EXERCISE DETAILS:
Please return every line of the records below that holds the word "true".

GIVEN DATA:
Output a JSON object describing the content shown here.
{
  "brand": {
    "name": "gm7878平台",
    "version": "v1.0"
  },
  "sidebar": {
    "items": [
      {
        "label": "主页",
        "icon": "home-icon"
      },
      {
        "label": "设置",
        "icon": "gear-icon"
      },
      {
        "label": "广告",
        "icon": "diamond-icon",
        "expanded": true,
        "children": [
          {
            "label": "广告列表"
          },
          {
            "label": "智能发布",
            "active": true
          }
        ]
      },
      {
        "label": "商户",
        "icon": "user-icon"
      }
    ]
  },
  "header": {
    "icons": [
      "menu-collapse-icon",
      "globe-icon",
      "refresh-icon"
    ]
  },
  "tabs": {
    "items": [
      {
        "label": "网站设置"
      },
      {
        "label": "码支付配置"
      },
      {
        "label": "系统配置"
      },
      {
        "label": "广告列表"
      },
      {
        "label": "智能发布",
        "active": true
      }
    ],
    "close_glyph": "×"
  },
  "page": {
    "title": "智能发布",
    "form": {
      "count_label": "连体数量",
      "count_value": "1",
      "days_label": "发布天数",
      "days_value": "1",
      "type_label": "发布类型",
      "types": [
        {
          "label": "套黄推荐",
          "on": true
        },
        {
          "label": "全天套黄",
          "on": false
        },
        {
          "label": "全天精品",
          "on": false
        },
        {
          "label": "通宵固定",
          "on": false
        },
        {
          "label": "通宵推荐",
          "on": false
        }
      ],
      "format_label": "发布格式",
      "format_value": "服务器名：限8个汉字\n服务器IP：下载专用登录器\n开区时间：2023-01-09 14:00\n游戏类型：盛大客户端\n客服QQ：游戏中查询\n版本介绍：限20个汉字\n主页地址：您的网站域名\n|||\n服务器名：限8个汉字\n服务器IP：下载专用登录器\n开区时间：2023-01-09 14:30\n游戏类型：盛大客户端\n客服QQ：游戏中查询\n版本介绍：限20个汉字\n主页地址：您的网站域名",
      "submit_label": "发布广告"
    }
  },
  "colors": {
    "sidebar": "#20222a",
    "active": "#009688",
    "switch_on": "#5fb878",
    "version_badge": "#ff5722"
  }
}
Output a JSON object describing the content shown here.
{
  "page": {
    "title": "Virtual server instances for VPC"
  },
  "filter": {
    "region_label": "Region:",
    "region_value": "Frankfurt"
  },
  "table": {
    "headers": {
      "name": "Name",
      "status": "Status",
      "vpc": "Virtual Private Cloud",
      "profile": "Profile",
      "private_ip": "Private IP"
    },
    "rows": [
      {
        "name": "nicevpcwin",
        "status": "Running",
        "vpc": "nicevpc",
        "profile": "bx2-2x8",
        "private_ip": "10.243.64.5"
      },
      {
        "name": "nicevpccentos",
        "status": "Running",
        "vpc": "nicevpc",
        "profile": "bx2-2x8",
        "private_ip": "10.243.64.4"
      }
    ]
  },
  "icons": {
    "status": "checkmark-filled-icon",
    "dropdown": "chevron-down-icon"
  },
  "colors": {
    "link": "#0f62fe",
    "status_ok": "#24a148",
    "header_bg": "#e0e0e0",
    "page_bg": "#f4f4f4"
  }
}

THE ANSWER:
        "expanded": true,
            "active": true
        "active": true
          "on": true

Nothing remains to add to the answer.